If successfully initiated and implemented, the declaration can significantly improve the security of nuclear and radiological materials worldwide and create a much stronger barrier against nuclear terrorism over time. This should be the primary objective of the nuclear security summits.
Kenneth N. Luongo is president of the Partnership for Global Security and was a senior adviser on nonproliferation policy to Secretary of Energy Hazel O’Leary. He is a member of the Arms Control Association’s board of directors.
1. See, for example, National Commission on Terrorist Attacks Upon the United States, “The 9/11 Commission Report,” July 22, 2004, http://govinfo.library.unt.edu/911/report/index.htm; Commission on the Prevention of Weapons of Mass Destruction Proliferation and Terrorism, “World at Risk,” December 2008, www.preventwmd.com/report.
6. Matthew Bunn, “Securing the Bomb 2010: Securing All Nuclear Materials in Four Years,”
12. The concept of a Seoul Declaration was developed by the Partnership for Global Security in collaboration with staff at the Johns Hopkins University U.S.-Korea Institute. The elements of the declaration in this article are the author’s conception.
13. Matthew Bunn of
14. IAEA Information Circular (INFCIRC) 225 provides guidance and recommendations for the physical protection of nuclear material against theft in use, storage, or transport and contains provisions relating to the sabotage of material or facilities. INFCIRC 225 was released in 1975, and its fifth revision was completed in 2011.
15. The resolution was unanimously passed by the UN Security Council in April 2004 under its Chapter VII authority to address issues dealing with international peace and security. The resolution requires that all member states create and enforce measures to prevent the proliferation of weapons of mass destruction materials and equipment, including through export controls and criminalization of misuse. States are required to report on their efforts to implement the resolution and are encouraged to request or lend assistance as necessary. For a list of the national reports that have been submitted, see www.un.org/sc/1540/nationalreports.shtml.
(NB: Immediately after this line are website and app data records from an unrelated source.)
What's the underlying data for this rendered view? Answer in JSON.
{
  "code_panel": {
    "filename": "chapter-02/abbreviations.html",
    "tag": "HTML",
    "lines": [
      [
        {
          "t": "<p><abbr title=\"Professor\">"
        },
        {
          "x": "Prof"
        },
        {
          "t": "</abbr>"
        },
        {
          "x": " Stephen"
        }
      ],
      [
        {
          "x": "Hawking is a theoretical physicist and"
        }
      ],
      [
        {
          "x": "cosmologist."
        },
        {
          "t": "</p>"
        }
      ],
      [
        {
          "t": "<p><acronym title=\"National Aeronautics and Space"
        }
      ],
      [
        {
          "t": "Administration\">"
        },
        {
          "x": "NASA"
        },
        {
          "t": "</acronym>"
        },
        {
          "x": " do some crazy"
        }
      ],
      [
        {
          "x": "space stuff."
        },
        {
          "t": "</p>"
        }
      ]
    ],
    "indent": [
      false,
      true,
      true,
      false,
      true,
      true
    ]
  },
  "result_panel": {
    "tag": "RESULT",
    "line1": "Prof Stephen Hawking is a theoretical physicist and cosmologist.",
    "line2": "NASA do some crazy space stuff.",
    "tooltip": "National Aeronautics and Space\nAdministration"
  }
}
16. Kenneth N. Luongo, “Right-Sizing the ‘Loose Nukes’ Security Budget: Part 2,” Bulletin of the Atomic Scientists, June 25, 2010, www.thebulletin.org/web-edition/features/right-sizing-the-loose-nukes-security-budget-part-2.
18. This is a permutation of an idea that was proposed as a government-industry forum in a new Brookings Institution study’s survey and was deemed to be acceptable to many of the industry respondents. See Brookings Institution, “Non-Proliferation and the Nuclear ‘Renaissance’: The Contribution and Responsibilities of the Nuclear Industry,” May 2010.
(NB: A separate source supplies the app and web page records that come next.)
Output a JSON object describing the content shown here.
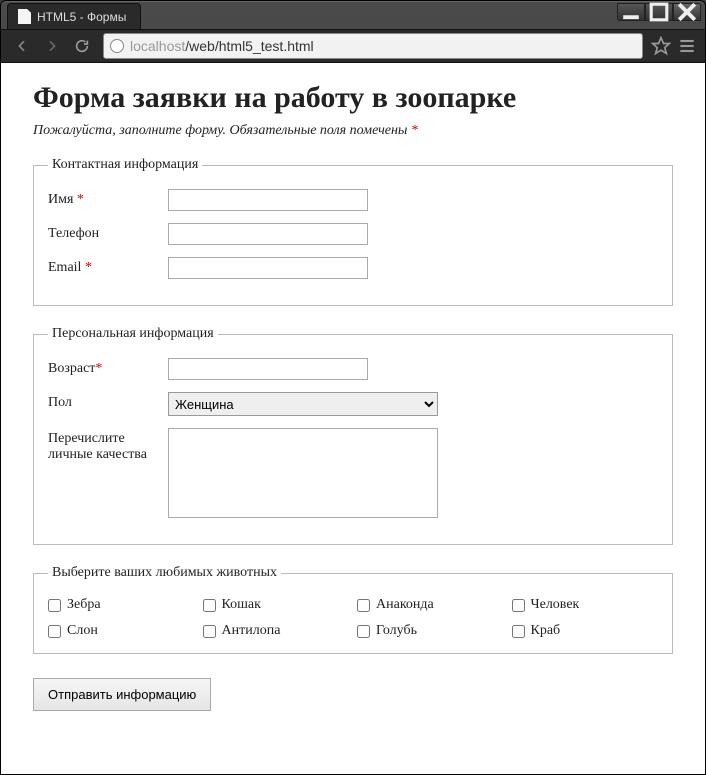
{
  "window": {
    "tab_title": "HTML5 - Формы",
    "url_grey": "localhost",
    "url_rest": "/web/html5_test.html"
  },
  "page": {
    "heading": "Форма заявки на работу в зоопарке",
    "intro_prefix": "Пожалуйста, заполните форму. Обязательные поля помечены ",
    "star": "*"
  },
  "fieldset_contact": {
    "legend": "Контактная информация",
    "name_label": "Имя ",
    "phone_label": "Телефон",
    "email_label": "Email "
  },
  "fieldset_personal": {
    "legend": "Персональная информация",
    "age_label": "Возраст",
    "gender_label": "Пол",
    "gender_value": "Женщина",
    "qualities_label": "Перечислите личные качества"
  },
  "fieldset_animals": {
    "legend": "Выберите ваших любимых животных",
    "items": [
      "Зебра",
      "Кошак",
      "Анаконда",
      "Человек",
      "Слон",
      "Антилопа",
      "Голубь",
      "Краб"
    ]
  },
  "submit_label": "Отправить информацию"
}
With the approach of the 2012 nuclear security summit in
Therefore, it is not clear how
On April 21, 2010, just a week after the
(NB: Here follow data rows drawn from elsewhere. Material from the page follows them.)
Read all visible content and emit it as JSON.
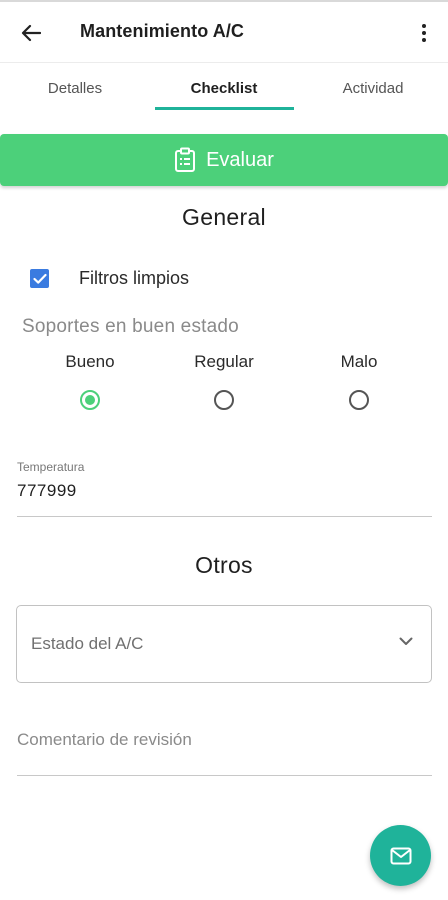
{
  "appbar": {
    "title": "Mantenimiento A/C",
    "back_icon": "arrow-left-icon",
    "menu_icon": "more-vertical-icon"
  },
  "tabs": [
    {
      "label": "Detalles",
      "active": false
    },
    {
      "label": "Checklist",
      "active": true
    },
    {
      "label": "Actividad",
      "active": false
    }
  ],
  "evaluate_button": {
    "label": "Evaluar",
    "icon": "clipboard-icon",
    "color": "#4cd07a"
  },
  "sections": {
    "general": "General",
    "otros": "Otros"
  },
  "checklist": {
    "checkbox_item": {
      "label": "Filtros limpios",
      "checked": true
    },
    "radio_question": "Soportes en buen estado",
    "radio_options": [
      {
        "label": "Bueno",
        "selected": true
      },
      {
        "label": "Regular",
        "selected": false
      },
      {
        "label": "Malo",
        "selected": false
      }
    ],
    "temperature": {
      "label": "Temperatura",
      "value": "777999"
    }
  },
  "otros": {
    "select": {
      "placeholder": "Estado del A/C",
      "icon": "chevron-down-icon"
    },
    "comment": {
      "placeholder": "Comentario de revisión"
    }
  },
  "fab": {
    "icon": "mail-icon",
    "color": "#1fb39a"
  },
  "colors": {
    "accent": "#1fb39a",
    "success": "#4cd07a",
    "checkbox": "#3a7be0"
  }
}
The process could develop as follows:
One or more of the five countries that had been involved in multilateral talks with
The substance of the meetings could be a series of discussions on the protection of direct-use materials, perhaps initially focusing on plutonium, or best practices for radiological material security. The workshops could focus on the technicalities of providing modern security for stockpiles using computer-based accounting methods; physical security systems that utilize cameras, fences, and intrusion detection technologies; emergency management and communications techniques; guard force training; and protection of materials in transit. They also could include border security and prevention of nuclear smuggling. These issues are at the heart of the summit’s objectives.
There is no need to engage with the North Koreans on the specific materials or facilities that they possess. In similar discussions of sensitive facilities, the
The 2010 summit called for high levels of protection in all countries, not just the 47 countries that attended the event. Reaching out to
Furthermore, it would provide
If successful, this process could open the door for